Hong Kong

​​​​Key messages

  • The IRB makes an independent assessment of country and claim types that may be eligible, and updates that assessment regularly based on the Board’s continual monitoring of conditions in refugee source countries. The IRB’s monitoring includes conditions related to human rights, political activity and legal systems, as they can evolve quickly. 
  • Certain country and claim types, such as Hong Kong claims, may be eligible for processing as a “less complex claim.”
  • Asylum claims from Hong Kong are currently being triaged as potentially less complex claims by the IRB, however this does not provide any indication that all claims will be decided upon without a full hearing nor that they will be granted a positive decision.

If pressed on if the IRB is prioritizing claims from Hong Kong

  • Under IRPA, scheduling of files is informed by principles of, fairness, efficiency, integrity, and institutional independence.
  • I can assure committee members that all refugee claims from Hong Kong are currently being actively examined.
  • We have identified them for triage as part of our less complex claims task force, which means, based on country conditions, we are examining these claims to see if they can be resolved without a hearing or through a shorter hearing if there are only 1 or 2 key determinative issues to be resolved.  That said, if there are more complicated questions of credibility or identity, then such cases will not be able to be addressed as a less complex claim.
  • Hong Kong refugee cases currently represent a very small number of our overall claims inventory.

If pressed on how many asylum and refugee claims have been granted since January 1, 2019, to those who were previously living in Hong Kong

  • IRB does not confirm number of cases approved or dismissed when the numbers are considered small, for privacy and security reasons.
  • This is not only to respect the privacy rights of such persons – including our responsibility to safeguard such information – but also and especially in the case of persons seeking refugee protection, to mitigate any risks to that person, noting that they are seeking legal and physical protection and may be fleeing agents of persecution from their country of origin.


  • HK Claims:
    • In pending inventory: 29
    • ​Total decisions issued: “redacted”
  • ​On November 12, 2020, The Minister of Immigration, Refugees and Citizenship announced immigration measures supporting Hong Kong residents and Canadians in Hong Kong  (Link​).
  • These measures will allow for:
    • eligible Hong Kong residents in Canada or abroad with recently completed post-secondary studies to apply for an open work permit, which may be valid for up to 3 years;
    • a new pathway to permanent resident status for in-Canada Hong Kong residents who meet specific eligibility criteria (to be determined);
    • expedited study permit applications for those who want to study in Canada; and
    • expedited documents for Canadians and Canadian permanent residents in Hong Kong, to speed up processing of permanent residence applications, including family sponsorship;
  • On November 16, 2020, the Minister appeared before the House of Commons Standing Committee on Canada-China Relations and confirmed a waiver of the 12-month bar on Pre-Removal Risk Assessment (PRAA).
  • The Minister also mentioned that admissibility for asylum claims or immigration applications will not be impacted negatively by previous arrests that took place in peaceful protests, or by the virtue only of being charged under the new Security Law.

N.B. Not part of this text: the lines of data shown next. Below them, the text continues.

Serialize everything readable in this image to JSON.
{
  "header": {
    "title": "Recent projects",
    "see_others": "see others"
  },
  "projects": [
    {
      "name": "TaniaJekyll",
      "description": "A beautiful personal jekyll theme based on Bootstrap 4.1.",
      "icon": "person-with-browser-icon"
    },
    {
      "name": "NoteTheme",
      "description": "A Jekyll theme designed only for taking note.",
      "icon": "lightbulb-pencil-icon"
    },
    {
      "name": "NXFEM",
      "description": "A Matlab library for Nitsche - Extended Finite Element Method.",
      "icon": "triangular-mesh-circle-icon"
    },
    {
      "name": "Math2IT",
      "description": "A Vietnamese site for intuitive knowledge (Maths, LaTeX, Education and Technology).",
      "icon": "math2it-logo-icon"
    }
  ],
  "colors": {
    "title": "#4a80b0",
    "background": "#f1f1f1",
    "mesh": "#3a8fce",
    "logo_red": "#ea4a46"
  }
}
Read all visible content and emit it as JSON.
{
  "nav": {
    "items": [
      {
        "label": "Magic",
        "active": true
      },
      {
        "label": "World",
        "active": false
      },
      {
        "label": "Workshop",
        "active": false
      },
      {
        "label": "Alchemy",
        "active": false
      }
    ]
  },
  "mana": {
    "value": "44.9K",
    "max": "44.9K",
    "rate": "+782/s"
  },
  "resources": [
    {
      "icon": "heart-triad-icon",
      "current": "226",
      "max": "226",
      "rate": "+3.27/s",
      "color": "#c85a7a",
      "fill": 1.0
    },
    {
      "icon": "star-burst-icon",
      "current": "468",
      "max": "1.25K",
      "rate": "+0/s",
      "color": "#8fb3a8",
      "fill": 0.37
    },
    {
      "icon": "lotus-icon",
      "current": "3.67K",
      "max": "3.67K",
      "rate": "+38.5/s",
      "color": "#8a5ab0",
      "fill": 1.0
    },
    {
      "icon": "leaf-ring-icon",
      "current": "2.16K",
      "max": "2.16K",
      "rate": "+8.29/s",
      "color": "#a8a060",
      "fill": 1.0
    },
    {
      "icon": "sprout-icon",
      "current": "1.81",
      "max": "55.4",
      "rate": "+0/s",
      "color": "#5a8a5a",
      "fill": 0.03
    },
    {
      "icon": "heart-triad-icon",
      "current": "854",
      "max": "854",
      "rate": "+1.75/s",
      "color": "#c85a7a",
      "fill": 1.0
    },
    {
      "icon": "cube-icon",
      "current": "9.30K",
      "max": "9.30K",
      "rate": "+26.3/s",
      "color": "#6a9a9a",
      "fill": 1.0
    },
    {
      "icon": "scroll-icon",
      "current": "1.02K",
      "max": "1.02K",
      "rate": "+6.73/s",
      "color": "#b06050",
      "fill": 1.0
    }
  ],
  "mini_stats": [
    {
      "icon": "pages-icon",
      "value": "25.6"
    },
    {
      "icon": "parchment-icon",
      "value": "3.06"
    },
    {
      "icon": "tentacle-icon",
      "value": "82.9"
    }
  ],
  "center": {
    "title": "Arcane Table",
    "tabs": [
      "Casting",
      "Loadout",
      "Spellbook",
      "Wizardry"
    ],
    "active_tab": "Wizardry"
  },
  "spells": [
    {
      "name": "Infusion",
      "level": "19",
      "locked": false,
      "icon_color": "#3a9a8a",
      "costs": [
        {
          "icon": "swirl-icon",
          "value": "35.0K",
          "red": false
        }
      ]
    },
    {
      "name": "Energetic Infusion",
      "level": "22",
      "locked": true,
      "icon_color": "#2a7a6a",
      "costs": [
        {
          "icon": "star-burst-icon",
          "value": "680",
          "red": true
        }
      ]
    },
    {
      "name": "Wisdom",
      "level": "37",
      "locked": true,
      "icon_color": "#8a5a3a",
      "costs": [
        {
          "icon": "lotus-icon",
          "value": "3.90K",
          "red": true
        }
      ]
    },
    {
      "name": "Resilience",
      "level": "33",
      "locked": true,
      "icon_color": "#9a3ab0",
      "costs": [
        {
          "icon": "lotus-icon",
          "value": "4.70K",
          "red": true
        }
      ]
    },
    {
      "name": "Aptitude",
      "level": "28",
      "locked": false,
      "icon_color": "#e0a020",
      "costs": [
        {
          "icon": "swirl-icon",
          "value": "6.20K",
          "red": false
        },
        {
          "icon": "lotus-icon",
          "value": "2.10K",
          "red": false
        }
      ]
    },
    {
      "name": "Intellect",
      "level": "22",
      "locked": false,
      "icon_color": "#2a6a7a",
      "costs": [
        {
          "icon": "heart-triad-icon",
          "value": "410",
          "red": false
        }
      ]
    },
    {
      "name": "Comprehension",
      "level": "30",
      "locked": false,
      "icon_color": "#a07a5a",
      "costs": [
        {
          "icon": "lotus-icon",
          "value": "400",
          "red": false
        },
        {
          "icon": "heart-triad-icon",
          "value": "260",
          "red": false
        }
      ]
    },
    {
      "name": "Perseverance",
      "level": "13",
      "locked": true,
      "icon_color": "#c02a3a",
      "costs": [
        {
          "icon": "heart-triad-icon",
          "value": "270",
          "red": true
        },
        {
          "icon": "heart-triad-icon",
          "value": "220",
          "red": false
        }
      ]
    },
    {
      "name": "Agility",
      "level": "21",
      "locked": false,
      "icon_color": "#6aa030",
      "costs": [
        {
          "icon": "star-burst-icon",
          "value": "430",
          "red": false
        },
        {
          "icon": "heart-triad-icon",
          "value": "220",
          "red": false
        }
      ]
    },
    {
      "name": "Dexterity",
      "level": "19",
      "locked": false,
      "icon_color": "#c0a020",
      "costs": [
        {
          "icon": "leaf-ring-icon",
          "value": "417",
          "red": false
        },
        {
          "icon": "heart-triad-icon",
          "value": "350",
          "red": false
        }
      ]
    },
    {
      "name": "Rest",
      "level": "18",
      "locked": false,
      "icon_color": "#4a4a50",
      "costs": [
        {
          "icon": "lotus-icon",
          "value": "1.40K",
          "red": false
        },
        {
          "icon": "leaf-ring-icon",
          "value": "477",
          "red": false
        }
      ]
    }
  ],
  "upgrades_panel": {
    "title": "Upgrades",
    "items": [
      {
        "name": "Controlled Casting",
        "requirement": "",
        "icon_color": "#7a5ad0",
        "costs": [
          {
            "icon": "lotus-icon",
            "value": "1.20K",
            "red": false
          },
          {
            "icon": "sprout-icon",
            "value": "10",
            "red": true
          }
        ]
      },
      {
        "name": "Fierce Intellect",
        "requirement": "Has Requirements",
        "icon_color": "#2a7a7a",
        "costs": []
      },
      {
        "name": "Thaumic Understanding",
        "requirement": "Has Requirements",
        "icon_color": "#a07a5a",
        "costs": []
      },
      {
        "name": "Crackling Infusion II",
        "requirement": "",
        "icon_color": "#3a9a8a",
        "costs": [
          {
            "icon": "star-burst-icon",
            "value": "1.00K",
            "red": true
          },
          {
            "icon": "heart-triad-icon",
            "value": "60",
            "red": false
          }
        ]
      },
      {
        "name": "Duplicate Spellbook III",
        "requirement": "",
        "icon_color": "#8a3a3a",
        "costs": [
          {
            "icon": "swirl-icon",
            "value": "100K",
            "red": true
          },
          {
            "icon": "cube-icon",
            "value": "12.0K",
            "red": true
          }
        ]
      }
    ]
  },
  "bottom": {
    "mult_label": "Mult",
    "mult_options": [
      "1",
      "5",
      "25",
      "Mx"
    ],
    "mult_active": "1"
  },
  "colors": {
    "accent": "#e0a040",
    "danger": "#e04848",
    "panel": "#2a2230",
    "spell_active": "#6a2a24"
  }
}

Less complex claims

  • The Refugee Protection Division determines refugee protection claims made in-Canada.
  • Decision-makers are independent and render decisions based on the information before them. Each refugee claim is unique and must be determined on its individual merits, free from external interference.
  • Certain country and claim types may be eligible for a streamlined case management process, which we call the Task Force on Less Complex Claims. This process allows for certain claims to be granted a positive decision without holding a hearing; or to proceed with a short hearing if only one or two issues need to be resolved.
  • Decisions to include a particular country of origin or type of claim under the Less Complex Claims process are based on a number of assessments, including conditions relating to human rights, political activity and legal systems.
  • At any time during a Less Complex Claims process, a member can decide to proceed with a regular hearing if complex or credibility issues are raised.